Source records below:
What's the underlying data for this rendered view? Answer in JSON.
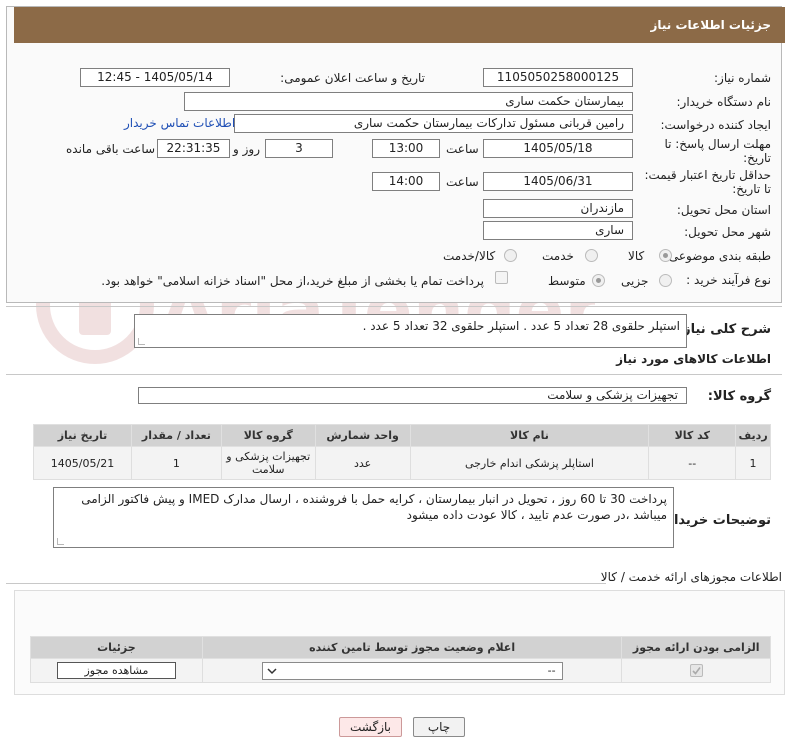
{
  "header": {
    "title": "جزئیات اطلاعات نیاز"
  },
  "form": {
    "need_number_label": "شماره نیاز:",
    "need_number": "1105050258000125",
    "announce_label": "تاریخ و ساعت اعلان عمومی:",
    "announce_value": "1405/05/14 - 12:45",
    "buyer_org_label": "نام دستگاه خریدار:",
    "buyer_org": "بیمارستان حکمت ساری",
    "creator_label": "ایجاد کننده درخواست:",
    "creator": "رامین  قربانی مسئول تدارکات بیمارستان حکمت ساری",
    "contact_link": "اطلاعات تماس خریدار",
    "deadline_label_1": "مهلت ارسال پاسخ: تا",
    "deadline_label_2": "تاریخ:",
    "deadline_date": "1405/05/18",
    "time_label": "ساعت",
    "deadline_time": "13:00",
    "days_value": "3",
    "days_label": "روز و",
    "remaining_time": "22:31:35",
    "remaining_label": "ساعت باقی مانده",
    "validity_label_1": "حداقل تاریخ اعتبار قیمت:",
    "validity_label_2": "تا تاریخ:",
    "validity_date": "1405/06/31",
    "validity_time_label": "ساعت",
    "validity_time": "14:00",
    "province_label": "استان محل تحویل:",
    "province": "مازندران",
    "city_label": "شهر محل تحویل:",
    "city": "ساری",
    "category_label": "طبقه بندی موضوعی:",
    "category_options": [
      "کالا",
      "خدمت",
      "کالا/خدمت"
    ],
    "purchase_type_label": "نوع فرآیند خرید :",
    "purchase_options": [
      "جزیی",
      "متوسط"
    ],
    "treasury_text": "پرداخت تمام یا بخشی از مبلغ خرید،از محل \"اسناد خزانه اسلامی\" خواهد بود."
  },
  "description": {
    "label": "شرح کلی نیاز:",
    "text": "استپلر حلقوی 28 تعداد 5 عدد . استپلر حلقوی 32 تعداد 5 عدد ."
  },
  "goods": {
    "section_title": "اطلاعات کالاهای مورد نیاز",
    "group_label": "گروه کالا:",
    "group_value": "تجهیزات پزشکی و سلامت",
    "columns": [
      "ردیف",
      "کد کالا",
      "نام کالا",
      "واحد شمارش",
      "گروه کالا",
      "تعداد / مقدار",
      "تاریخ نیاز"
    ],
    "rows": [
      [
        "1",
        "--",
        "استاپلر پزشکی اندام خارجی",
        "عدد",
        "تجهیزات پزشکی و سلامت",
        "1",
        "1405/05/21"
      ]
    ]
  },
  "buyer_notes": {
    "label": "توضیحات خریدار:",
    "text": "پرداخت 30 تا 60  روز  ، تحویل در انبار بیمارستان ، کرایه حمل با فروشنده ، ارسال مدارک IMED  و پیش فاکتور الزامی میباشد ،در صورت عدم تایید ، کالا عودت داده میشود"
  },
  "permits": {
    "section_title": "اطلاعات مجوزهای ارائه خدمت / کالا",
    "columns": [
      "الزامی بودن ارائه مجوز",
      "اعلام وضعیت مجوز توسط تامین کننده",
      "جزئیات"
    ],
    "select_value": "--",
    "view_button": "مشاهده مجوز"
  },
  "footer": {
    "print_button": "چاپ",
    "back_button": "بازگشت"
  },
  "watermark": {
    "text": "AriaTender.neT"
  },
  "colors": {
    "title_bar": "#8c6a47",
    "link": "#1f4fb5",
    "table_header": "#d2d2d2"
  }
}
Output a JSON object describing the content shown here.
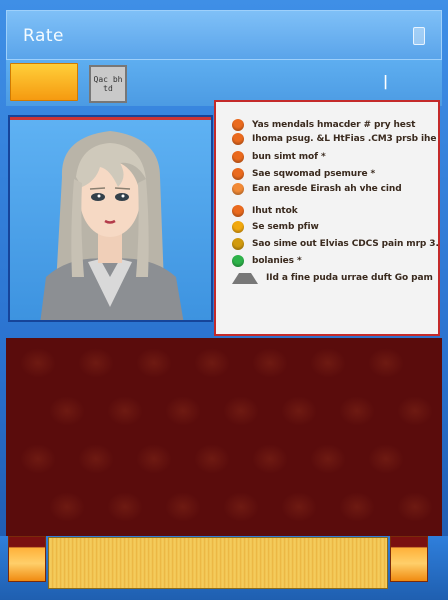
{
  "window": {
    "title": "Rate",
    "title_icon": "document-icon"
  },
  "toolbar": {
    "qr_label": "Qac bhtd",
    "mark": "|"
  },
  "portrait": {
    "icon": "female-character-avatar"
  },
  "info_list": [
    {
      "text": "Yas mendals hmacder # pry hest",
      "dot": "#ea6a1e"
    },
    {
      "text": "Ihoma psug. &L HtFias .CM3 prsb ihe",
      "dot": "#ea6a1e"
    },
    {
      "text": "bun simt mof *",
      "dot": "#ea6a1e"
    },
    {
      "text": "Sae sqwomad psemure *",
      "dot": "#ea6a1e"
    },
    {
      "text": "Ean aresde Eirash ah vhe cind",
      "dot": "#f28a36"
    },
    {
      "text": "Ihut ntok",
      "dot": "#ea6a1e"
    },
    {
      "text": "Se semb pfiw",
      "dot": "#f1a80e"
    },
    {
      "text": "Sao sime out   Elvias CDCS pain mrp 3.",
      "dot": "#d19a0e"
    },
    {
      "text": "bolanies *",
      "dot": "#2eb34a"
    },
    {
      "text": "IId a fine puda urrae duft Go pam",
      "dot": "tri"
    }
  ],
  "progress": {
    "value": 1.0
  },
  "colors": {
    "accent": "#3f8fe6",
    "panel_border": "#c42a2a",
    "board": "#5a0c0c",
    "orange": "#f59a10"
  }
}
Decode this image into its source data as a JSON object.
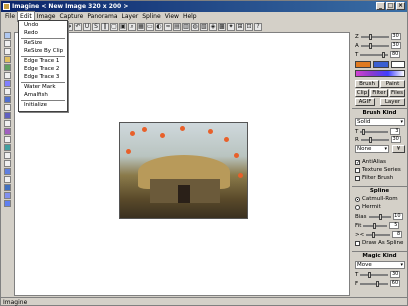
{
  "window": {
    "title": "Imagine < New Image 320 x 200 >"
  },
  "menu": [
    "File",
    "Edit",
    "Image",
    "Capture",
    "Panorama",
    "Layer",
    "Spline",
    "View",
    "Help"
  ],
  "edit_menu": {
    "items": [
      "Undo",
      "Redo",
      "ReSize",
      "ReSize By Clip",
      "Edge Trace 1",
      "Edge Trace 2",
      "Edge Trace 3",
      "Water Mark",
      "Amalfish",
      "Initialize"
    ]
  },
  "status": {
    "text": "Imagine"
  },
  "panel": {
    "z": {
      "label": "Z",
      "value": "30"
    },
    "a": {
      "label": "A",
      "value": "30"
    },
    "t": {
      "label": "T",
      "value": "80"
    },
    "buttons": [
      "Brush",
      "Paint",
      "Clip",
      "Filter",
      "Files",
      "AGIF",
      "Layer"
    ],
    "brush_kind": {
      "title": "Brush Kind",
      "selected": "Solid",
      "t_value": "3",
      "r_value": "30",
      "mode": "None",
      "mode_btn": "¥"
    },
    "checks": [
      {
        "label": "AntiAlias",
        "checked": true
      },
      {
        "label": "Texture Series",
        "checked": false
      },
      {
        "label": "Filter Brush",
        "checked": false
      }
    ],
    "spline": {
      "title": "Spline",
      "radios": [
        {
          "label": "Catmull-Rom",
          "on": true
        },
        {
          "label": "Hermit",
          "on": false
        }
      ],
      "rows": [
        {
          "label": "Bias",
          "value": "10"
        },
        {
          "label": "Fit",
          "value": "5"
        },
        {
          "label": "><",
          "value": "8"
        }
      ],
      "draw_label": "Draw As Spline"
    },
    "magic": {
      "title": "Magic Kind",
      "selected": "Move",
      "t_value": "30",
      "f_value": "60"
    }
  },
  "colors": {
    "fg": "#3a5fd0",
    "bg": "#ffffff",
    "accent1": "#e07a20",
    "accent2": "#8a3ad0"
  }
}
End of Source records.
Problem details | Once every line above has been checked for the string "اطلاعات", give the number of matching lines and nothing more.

Finished exercise | 4